## Problem statement
Which of the lines below holds the string "JSON"? Copy every line that does.

________________________________________

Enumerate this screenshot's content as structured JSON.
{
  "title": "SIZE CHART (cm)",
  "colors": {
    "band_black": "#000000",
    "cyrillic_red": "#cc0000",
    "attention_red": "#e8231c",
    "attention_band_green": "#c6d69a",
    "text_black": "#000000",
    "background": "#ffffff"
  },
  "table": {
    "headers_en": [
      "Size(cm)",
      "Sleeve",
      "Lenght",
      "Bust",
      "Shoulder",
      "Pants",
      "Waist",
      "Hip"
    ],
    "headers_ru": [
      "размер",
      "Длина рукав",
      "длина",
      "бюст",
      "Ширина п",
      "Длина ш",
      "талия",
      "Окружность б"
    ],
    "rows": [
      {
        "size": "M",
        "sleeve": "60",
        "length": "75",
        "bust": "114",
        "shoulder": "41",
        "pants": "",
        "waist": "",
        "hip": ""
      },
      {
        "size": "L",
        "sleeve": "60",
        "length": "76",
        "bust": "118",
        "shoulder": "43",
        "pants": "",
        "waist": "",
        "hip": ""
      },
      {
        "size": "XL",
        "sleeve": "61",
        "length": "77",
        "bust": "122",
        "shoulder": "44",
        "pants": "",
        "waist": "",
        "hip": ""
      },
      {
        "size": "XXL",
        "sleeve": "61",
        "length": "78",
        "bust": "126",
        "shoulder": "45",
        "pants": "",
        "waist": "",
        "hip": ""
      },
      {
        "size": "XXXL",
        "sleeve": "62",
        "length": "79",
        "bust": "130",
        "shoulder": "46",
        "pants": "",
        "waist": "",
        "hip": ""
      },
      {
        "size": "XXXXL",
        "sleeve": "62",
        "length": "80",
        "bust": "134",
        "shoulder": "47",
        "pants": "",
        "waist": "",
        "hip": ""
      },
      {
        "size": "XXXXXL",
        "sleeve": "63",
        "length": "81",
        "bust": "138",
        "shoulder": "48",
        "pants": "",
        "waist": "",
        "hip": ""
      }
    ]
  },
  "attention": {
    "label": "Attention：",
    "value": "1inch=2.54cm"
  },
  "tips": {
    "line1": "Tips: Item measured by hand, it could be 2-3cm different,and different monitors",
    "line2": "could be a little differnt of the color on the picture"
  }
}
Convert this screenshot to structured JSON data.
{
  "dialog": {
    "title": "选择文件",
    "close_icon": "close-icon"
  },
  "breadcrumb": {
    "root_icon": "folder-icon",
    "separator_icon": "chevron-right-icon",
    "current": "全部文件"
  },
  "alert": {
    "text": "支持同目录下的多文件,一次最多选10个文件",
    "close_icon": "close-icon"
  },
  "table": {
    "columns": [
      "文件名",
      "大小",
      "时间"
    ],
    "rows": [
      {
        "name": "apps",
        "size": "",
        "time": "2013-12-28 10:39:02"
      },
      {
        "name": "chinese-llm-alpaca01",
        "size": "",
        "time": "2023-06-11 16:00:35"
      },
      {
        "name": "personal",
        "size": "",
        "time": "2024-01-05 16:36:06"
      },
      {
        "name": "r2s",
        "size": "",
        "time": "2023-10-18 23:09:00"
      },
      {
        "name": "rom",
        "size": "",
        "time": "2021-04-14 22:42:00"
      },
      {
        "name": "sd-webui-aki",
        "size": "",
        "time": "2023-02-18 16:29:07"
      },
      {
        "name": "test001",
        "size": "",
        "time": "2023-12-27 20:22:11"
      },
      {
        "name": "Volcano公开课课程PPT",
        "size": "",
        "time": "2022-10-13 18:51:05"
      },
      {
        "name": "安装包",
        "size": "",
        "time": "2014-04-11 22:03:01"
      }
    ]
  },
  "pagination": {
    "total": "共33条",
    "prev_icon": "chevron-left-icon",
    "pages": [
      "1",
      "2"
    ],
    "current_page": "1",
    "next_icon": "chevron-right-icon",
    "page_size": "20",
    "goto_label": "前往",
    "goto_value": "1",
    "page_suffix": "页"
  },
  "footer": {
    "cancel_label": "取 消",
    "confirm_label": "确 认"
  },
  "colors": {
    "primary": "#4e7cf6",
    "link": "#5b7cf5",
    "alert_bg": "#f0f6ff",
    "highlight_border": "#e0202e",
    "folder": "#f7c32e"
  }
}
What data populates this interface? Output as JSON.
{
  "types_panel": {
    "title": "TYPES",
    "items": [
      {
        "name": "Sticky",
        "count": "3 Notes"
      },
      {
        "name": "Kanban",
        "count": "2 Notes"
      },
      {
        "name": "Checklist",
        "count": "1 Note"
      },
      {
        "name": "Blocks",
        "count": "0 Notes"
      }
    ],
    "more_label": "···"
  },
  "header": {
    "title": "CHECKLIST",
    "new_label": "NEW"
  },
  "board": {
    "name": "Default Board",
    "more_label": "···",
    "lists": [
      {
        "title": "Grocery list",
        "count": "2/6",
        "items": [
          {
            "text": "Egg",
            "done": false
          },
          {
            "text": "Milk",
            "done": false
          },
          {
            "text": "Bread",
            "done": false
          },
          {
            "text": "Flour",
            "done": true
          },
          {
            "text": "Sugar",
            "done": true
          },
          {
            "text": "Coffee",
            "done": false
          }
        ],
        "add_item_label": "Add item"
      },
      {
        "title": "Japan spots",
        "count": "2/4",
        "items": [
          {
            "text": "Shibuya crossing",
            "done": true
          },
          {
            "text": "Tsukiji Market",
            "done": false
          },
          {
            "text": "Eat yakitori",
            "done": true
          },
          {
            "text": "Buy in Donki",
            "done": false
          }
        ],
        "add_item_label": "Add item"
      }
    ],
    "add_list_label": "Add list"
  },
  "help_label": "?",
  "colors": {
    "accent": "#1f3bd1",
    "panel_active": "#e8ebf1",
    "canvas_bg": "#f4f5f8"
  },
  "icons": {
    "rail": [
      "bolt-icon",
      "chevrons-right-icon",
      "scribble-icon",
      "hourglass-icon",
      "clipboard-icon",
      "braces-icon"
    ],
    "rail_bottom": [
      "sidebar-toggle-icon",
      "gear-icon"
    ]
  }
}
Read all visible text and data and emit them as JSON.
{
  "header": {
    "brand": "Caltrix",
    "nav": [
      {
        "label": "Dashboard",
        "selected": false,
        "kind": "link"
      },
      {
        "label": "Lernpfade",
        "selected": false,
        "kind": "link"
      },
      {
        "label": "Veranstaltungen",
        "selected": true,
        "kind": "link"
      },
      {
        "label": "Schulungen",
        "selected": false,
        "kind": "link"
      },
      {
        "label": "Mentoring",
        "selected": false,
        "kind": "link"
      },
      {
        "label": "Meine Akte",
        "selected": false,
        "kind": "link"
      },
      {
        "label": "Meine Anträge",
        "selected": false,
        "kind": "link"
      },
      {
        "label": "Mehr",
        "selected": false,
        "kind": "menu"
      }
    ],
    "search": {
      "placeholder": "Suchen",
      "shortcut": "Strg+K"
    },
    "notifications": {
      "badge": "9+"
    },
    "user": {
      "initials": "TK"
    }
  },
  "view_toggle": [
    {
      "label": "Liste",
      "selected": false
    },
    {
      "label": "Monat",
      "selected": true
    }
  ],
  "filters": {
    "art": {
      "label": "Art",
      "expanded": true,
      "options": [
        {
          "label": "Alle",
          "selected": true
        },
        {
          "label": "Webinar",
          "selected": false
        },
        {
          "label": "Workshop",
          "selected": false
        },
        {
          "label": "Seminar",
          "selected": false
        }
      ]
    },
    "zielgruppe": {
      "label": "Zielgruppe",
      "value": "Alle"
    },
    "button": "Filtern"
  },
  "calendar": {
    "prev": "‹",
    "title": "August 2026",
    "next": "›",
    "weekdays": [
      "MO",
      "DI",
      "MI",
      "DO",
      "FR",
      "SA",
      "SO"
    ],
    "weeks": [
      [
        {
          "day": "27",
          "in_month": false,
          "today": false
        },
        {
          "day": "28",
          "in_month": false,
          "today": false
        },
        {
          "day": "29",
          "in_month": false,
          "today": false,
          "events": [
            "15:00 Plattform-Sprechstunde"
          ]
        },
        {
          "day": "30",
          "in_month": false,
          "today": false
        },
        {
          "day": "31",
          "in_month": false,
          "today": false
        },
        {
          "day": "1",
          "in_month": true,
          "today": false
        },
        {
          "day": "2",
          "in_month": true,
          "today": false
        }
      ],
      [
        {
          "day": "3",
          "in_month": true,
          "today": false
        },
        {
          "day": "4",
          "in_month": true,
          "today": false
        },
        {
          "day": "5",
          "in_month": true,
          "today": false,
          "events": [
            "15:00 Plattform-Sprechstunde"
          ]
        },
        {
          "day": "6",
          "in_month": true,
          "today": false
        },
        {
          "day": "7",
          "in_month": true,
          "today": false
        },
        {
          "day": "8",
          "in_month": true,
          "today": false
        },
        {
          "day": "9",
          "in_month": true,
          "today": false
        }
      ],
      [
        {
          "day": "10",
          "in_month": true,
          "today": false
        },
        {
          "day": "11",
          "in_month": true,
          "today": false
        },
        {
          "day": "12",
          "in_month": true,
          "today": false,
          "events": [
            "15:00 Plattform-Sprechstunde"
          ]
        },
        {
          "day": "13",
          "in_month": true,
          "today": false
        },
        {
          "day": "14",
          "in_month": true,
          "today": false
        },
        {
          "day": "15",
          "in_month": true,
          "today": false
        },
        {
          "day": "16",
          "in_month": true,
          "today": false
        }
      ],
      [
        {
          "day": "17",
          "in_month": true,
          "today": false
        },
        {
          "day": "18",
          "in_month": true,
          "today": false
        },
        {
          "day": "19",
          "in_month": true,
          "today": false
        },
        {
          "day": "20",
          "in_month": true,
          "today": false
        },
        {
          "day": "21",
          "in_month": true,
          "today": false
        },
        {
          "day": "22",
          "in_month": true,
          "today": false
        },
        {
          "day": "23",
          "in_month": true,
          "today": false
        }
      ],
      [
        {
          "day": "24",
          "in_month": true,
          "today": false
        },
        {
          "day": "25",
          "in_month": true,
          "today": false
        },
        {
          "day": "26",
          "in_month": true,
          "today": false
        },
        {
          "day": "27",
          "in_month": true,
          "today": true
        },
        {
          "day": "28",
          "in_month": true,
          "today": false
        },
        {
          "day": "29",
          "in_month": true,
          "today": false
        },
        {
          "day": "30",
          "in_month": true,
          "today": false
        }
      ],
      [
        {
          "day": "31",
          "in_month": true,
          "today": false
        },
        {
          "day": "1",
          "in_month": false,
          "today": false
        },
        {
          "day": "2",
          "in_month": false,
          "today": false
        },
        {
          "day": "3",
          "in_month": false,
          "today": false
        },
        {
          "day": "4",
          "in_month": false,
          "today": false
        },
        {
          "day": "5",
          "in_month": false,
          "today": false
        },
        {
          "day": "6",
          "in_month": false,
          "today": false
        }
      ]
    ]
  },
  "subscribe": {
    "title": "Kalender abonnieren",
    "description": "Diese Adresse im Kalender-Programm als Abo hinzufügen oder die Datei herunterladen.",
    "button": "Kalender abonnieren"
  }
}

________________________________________

## Solution to this exercise
Enumerate this screenshot's content as structured JSON.
Convert this screenshot to structured JSON data.
What data populates this interface? Output as JSON.
Read all visible text and data and emit them as JSON.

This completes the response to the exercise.